Comparing Overeating And Substance Abuse Across Addiction Models.
Both overeating and under eating have been loosely defined in academic journals as addiction disorders, much like drug dependence is widely recognized as today. Although many addictions are habitual, some may have a deeper reasoning behind them. Both food and drugs have intense reinforcing and rewarding effects on some subjects. Addiction is defined in Webster’s as the compulsive need for and use of a habit-forming substance (as heroin, nicotine, or alcohol) characterized by tolerance and by well-defined physiological symptoms upon withdrawal. A group of 30 men (n = 30) aged 18-30 years old were tested in this study who had either a drug addiction (personality type D), food addiction (personality type O) or neither addictive personality (personality type N). Qualitative measures were used to find out just how addictive food can be to ‘overeaters’. Many forms of instrumentation were used in this study. Participants filled out questionnaires, surveys and were also interviewed during the course of this 2-day trial period. This study has shown significant effects of food on participants with an overeating disorder and thus point in the direction of overeating (and perhaps under eating) as being an addictive behavior.

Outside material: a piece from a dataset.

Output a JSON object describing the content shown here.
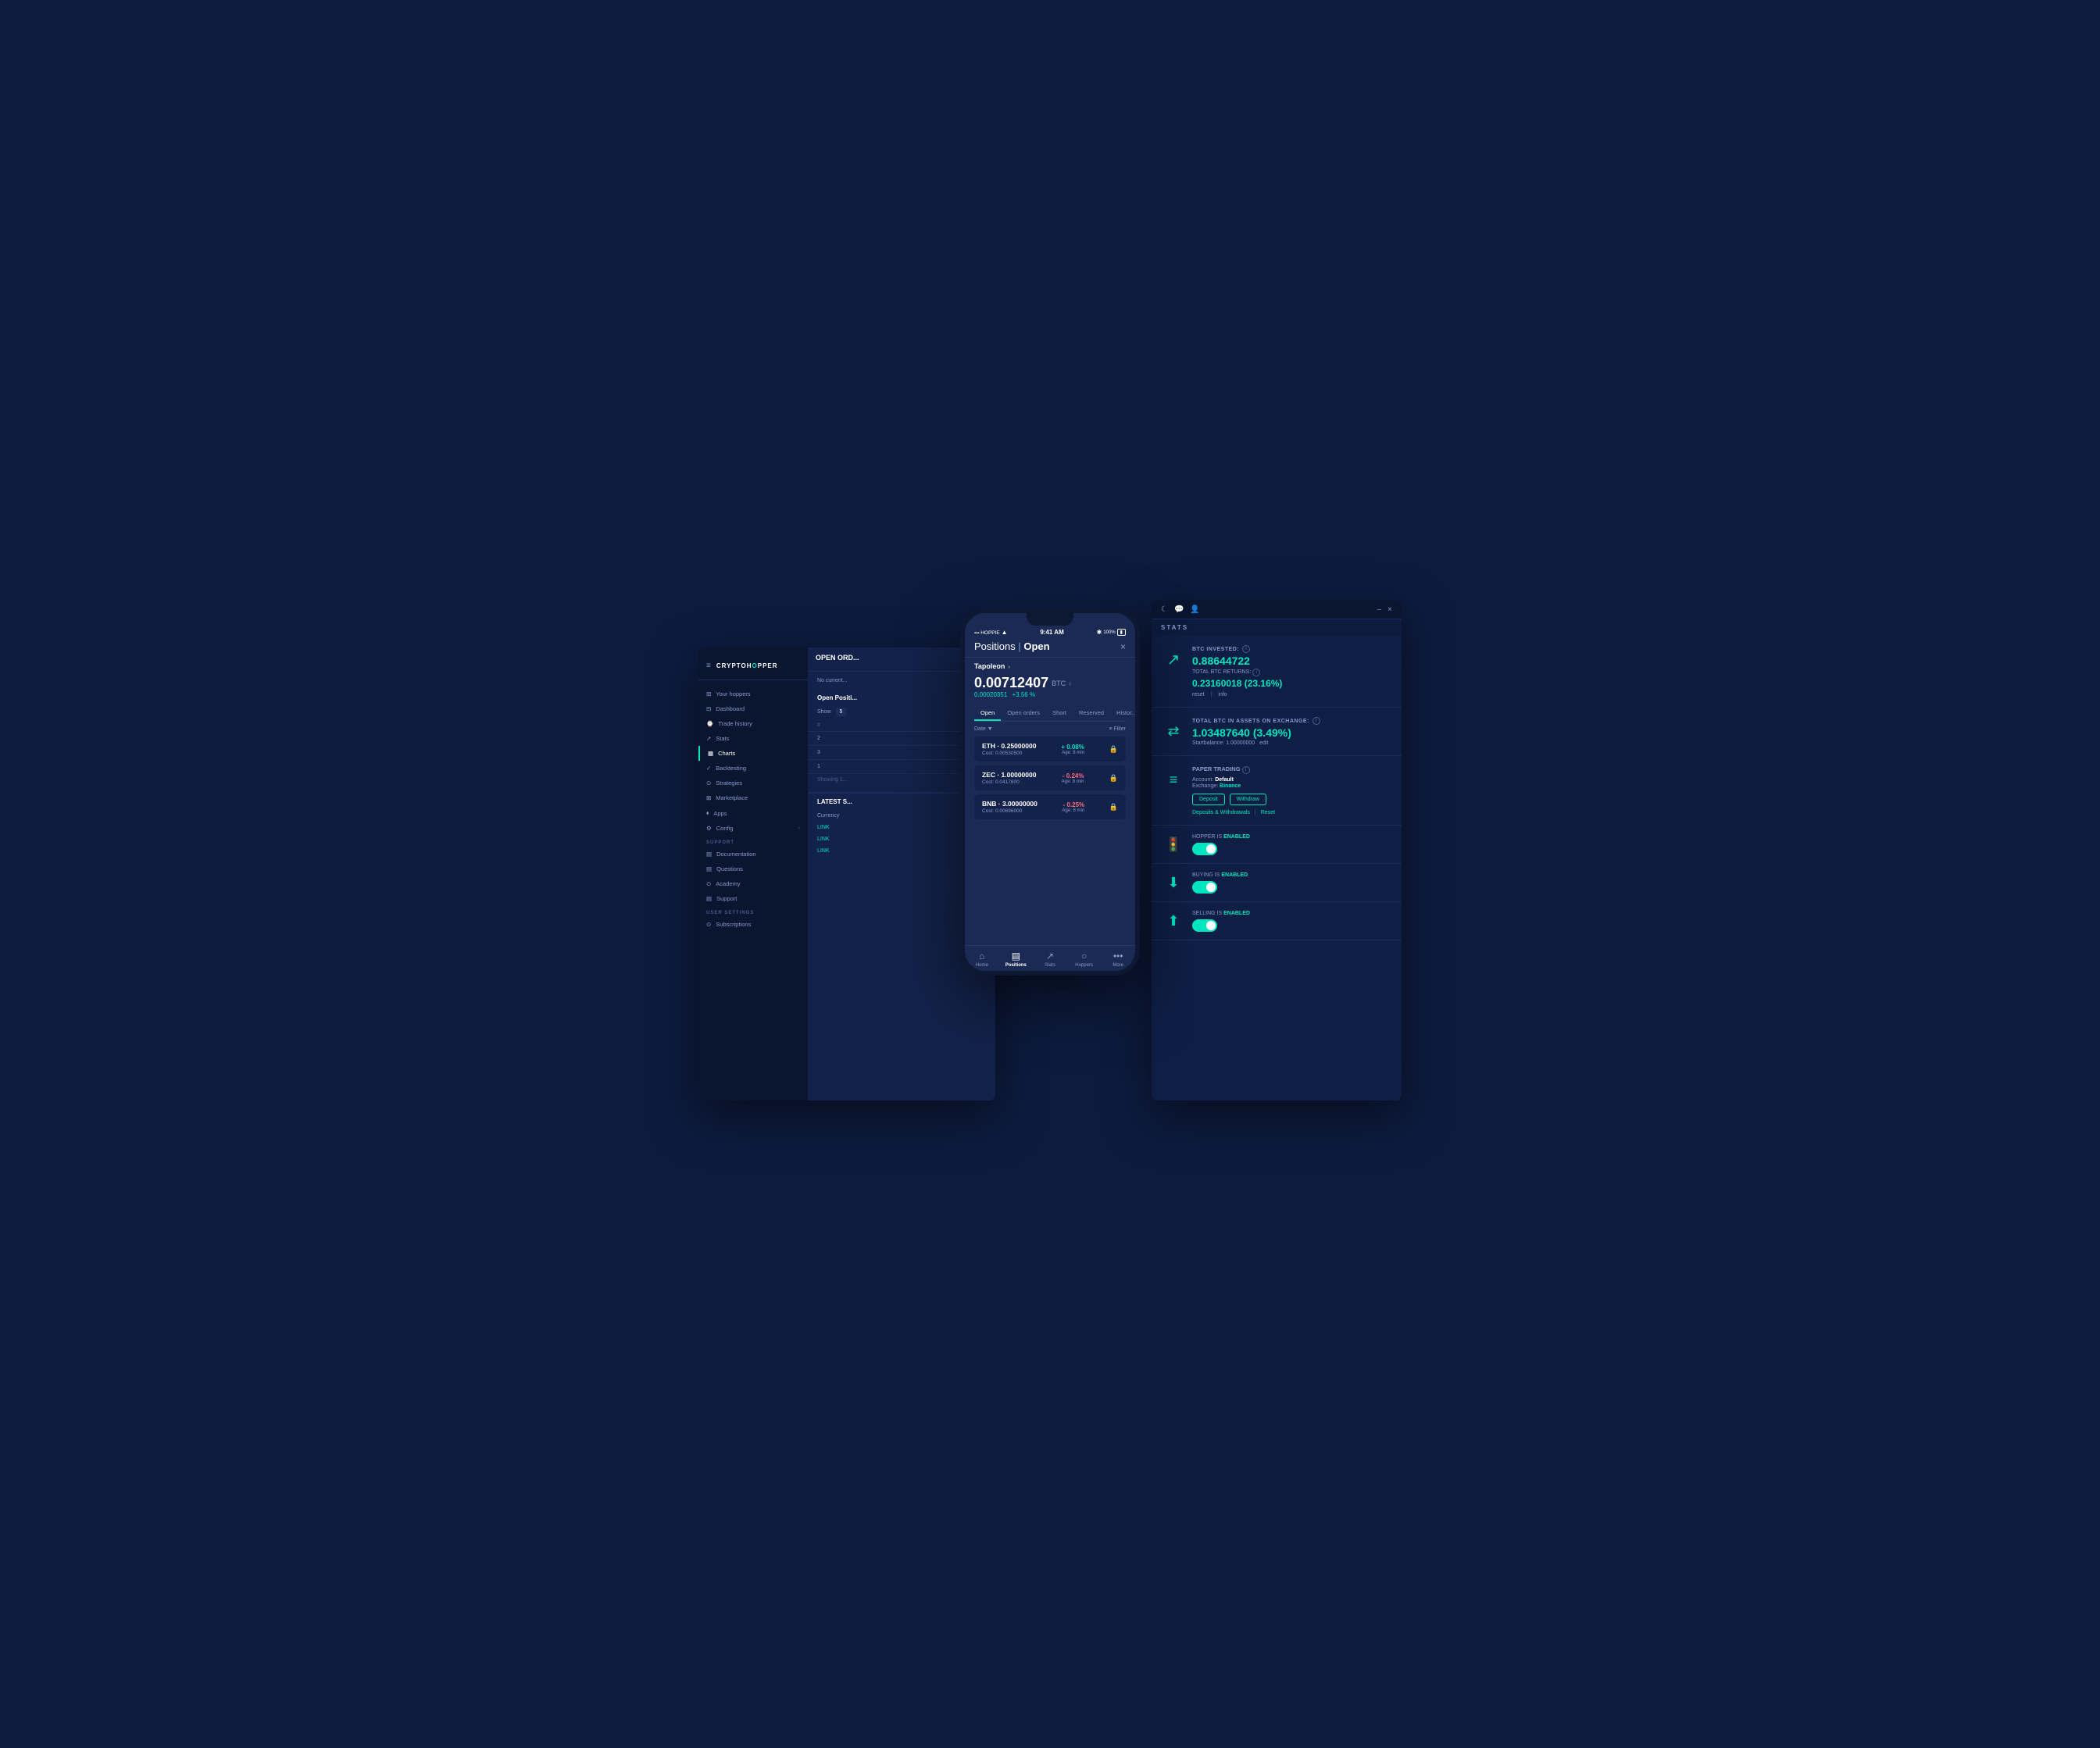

Obesity is a major public health issue in North America. Trying to distinguish between overeating and drug dependence as addictions is difficult as there are many parallels between them (Barry et al. 2009). Until recently, overeating was not seen as an addictive behavior, but in recent journal findings, it has been proven to arouse the same reinforcing and reward effects as substance abuse. When animal models become addicted to some types of food, leading to binge eating, certain behavioral components of addiction are shown to have similar neurochemical changes, which also occur with addictive drugs (Avena, N. 2010). Substance abuse has long been classified as an addiction, but food addiction (especially overeating) has been overlooked. Perhaps the reasoning behind overeating being overlooked by many mental health organizations as an addiction is due to the uniqueness of it. It shows both a type of substance-dependence as well as a behavioural addiction, and encompasses characteristics from both sides of those spectrums (Davis & Carter, 2009). Many studies have been done on animal models, which show a clear relationship between eating disorder and addiction, but this study will move to show the same correlations in human models. This problem of overeating in North Americans has become overwhelming and so, in order to further investigations on treatment of overeating, we must first classify overeating as an addictive disorder. More recently, the commonness of obesity and concern about its impact on public health has grown dramatically and in the United States, 33% of men and 35% of women were classified as obese, with a body mass index (BMI) of 30 or greater, in 2005-2006 (Barry et al, 2009). Using human models in this study will meet all ethical guidelines, while also reaching a more prudent conclusion about food addiction. Moreover, this study will aim to add to current knowledge of overeating as an addiction disorder in the human models. Using such papers such as the study of food addiction in animal models (Avena, 2010), compulsive overeating as an addiction disorder (Davis & Carter, 2009), obesity and its relationship to addictions (Barry et al, 2009), I will further enhance the knowledge set out to investigate the likeness of food addiction to drug addiction. As stated earlier, obesity is becoming a growing problem in North Americans, not just for health reasons, but also emotional reasons. Individuals with overeating problems are having social anxieties and self-esteem issues surrounding their weight. Communities have to change and...